### Data:
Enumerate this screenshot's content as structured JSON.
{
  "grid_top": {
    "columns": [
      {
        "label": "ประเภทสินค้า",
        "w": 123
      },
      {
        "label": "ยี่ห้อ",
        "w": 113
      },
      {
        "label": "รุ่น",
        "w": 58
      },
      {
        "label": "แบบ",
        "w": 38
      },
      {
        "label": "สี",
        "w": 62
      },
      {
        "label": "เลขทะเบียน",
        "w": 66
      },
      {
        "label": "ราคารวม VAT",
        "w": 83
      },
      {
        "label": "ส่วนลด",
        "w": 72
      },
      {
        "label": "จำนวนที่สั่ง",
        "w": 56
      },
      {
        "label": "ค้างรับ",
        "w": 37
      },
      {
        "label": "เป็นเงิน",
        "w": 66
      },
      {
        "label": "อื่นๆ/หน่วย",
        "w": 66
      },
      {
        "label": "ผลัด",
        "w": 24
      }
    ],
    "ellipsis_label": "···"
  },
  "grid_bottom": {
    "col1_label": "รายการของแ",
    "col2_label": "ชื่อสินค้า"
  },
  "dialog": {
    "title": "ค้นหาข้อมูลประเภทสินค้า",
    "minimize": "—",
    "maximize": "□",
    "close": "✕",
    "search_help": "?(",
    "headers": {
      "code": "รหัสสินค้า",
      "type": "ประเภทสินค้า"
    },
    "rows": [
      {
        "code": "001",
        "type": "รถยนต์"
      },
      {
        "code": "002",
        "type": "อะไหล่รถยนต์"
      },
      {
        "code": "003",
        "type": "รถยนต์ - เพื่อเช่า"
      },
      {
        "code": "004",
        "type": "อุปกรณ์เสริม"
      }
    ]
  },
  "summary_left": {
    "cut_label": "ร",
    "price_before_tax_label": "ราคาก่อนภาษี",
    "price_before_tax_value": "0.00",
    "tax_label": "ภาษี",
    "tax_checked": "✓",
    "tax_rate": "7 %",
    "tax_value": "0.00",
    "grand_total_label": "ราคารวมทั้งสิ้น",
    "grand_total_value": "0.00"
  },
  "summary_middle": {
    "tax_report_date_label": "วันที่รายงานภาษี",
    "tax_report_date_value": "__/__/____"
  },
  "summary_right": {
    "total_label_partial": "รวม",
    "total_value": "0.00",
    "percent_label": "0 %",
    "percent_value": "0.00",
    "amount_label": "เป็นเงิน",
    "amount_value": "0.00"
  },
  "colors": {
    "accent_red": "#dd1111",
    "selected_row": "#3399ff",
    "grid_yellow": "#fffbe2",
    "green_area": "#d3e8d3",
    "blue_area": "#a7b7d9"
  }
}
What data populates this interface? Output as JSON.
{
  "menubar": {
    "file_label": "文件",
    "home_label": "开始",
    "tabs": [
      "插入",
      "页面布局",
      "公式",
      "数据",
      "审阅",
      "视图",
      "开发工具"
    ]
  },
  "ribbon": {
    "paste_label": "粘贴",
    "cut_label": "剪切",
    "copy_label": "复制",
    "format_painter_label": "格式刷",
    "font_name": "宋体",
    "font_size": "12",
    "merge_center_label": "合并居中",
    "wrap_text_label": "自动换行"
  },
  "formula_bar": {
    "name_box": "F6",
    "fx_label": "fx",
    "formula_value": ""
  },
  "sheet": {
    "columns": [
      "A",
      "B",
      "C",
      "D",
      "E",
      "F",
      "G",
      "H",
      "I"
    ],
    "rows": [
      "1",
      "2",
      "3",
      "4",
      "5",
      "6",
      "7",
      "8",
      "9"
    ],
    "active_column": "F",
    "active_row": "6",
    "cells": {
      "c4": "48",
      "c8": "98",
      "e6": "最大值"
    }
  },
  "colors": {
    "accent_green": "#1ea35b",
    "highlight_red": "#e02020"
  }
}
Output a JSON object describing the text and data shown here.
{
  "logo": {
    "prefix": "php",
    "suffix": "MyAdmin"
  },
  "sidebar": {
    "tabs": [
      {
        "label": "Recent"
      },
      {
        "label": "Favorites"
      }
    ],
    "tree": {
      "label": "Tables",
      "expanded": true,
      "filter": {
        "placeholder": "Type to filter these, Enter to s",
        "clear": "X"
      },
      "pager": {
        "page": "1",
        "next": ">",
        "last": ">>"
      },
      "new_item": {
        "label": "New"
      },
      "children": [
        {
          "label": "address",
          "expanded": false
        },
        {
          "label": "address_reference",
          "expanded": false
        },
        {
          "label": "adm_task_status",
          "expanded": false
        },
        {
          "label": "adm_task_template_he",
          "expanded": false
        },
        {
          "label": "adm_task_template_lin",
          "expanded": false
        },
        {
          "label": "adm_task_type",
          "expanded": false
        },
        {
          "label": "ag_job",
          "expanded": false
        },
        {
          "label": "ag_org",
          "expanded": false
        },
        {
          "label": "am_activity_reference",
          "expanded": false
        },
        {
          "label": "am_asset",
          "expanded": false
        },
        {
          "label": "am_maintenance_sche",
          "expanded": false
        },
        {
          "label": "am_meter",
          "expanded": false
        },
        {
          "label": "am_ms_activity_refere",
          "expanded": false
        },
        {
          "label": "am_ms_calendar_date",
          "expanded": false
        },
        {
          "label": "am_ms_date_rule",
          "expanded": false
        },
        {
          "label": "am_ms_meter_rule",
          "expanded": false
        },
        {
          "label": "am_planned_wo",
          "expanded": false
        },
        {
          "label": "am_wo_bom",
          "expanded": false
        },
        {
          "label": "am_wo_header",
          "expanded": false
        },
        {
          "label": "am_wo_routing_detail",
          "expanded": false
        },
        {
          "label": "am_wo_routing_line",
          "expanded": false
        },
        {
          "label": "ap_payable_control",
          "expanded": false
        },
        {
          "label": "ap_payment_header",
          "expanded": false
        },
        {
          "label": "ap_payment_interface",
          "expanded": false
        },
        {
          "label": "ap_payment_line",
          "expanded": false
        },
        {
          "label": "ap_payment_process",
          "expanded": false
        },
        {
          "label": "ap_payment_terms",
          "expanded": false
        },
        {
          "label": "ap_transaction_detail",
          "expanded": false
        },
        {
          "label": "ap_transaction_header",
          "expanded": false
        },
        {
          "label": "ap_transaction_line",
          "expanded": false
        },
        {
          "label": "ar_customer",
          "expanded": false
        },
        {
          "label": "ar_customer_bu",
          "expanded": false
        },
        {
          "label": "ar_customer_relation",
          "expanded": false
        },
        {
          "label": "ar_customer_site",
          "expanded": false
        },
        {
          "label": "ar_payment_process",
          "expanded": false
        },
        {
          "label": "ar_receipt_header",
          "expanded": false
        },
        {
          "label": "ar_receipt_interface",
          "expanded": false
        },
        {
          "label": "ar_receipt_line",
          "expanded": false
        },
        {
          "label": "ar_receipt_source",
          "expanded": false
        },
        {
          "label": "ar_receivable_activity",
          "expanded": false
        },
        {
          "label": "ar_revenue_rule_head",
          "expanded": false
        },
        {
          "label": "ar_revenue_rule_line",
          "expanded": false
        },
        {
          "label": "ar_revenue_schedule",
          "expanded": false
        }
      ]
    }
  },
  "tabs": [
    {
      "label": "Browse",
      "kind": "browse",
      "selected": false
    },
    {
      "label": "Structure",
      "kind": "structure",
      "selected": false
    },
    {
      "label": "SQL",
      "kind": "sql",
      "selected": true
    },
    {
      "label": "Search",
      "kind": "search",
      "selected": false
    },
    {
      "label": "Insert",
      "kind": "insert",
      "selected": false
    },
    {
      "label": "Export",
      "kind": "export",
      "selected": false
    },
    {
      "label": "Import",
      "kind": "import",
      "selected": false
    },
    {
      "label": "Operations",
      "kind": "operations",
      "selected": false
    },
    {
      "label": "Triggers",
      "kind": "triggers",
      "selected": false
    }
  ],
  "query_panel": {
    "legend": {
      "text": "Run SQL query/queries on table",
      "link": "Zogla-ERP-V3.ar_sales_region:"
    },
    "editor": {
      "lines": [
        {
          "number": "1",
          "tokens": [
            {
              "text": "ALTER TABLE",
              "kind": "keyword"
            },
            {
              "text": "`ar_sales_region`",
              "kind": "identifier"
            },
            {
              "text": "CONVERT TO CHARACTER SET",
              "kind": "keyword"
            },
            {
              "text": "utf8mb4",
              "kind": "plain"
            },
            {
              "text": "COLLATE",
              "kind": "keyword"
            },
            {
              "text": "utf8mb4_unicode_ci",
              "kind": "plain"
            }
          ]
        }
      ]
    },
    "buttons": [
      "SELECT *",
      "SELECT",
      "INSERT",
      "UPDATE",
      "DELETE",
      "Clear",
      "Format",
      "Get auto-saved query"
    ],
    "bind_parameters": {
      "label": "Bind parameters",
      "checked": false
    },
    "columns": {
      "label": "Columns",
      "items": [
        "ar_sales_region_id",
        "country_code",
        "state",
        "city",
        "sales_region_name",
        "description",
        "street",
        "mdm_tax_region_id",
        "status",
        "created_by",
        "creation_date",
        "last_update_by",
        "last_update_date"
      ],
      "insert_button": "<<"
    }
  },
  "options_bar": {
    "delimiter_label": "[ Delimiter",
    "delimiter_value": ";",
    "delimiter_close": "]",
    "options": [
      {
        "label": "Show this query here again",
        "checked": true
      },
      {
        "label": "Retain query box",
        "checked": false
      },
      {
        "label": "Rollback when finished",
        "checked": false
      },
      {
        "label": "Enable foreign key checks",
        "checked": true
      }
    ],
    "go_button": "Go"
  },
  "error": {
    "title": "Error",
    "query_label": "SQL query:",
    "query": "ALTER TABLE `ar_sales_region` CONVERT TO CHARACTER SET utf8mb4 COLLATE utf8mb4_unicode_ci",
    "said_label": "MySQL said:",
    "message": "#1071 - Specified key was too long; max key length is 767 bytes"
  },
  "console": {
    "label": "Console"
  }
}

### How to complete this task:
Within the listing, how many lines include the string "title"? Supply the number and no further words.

### Task solution:
2